*They are so jarring to us over here in the UK and Ireland because we relate them to our family holidays in France. Thought you might find some humour in that

Thank you Eleima.

I view the gilets jaunes "movement" with a lot of suspicion as well. Not only on the surface level, as burning cars to protest fuel prices is so mind-boggingly hypocritical and counter-productive. And yeah, physical violence of any kind is usually a one-way ticket to plummeting public support, so that 80% approval rating feels wrong to me as well.
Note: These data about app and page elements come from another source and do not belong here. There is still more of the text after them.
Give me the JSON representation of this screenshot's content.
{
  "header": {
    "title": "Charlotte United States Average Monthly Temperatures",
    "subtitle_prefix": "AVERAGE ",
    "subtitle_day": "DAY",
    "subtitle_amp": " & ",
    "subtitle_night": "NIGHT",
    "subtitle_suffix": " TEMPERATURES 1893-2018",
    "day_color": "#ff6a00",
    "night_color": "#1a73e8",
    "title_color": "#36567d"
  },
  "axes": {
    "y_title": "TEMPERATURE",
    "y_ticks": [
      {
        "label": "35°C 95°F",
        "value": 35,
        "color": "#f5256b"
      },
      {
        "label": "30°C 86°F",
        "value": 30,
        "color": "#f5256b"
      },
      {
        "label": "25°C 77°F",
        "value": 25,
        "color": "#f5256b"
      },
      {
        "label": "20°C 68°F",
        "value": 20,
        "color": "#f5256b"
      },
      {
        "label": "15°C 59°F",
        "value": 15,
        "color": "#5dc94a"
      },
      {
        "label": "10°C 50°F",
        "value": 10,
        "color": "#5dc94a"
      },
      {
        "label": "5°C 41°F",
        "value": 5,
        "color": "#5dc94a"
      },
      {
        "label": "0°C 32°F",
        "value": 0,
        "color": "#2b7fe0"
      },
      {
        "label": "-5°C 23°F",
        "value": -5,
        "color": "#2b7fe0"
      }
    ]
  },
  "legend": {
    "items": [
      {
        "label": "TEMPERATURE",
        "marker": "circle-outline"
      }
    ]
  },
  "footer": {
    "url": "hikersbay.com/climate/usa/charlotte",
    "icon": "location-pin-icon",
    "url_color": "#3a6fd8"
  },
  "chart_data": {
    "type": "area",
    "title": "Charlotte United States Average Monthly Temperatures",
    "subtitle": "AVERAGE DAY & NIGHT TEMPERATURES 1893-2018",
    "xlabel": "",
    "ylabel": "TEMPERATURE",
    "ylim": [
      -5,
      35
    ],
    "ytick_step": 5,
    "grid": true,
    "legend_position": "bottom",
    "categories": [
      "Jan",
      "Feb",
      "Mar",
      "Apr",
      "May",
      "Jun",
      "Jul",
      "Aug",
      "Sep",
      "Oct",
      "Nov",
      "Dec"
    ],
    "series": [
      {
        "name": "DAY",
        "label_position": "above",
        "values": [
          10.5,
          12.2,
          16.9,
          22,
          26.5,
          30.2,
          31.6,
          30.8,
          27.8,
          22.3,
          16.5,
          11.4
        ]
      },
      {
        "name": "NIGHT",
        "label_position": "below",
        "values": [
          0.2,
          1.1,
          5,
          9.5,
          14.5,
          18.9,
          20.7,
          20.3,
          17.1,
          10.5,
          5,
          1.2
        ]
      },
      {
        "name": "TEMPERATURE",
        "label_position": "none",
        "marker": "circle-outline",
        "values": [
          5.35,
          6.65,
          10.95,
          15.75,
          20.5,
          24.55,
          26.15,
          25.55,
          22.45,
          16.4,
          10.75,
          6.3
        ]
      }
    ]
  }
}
A few weeks ago I read some articles (in Flemish media) that spoke of a direct link between these protests and the extreme-right. And sure enough, when the protests first made its appearance in our capital, Voorpost members were just as ubiquitous as the 50 others there. Who refused to condemn the Voorpost members, no they were a-political. Sure buddy.

I would love for a decent media outlet to investigate further, as I've seen nothing but silence on this topic. Maybe I'm too suspicious, but the vibes coming of these protests (French flags everywhere, talks of defending 'the country', framing Macron as a dictator, Russian trolls exaggerating and emphasizing police violence) feel off to me.

At its core, the protesters have (had?) a point: once again, the burden of a necessary societal shift has been put solely on the (lower) middle class. But that's where my empathy stops.

You're right, Axon. I hadn't mentioned the object of the protests at all. And for good reason. To this day, it's still somewhat unclear what they're protesting. There's a general sense that it's about cost of life, the fuel tax. But there's no widespread support, no, not at all. It's unsurprising that you would have a hard time getting a handle on it, because there's a lot of uncertainties.
The thing is, this isn't a movement like ones we've seen before. Unions are usually the ones organizing and spearheading protests, leading negotiation talks. Not so here.

The movement does seem to be flagging a bit. Things were much calmer last Saturday though many stores closed down for the day (which was a bit disconcerting when you're trying to mail a parcel and go to the gym, so I ended donating blood instead). Macron has announced that the minimal monthly wage would get a 100€ raise, so that's something.

There was an Economist article last night, but full disclosure, I haven't had time to read it. Macron tries to buy off his critics (The Economist) I shall do so now. *insert elevator music*
Yeah, basically, it's saying he's making concessions. Wait and see as the week unfolds, I guess.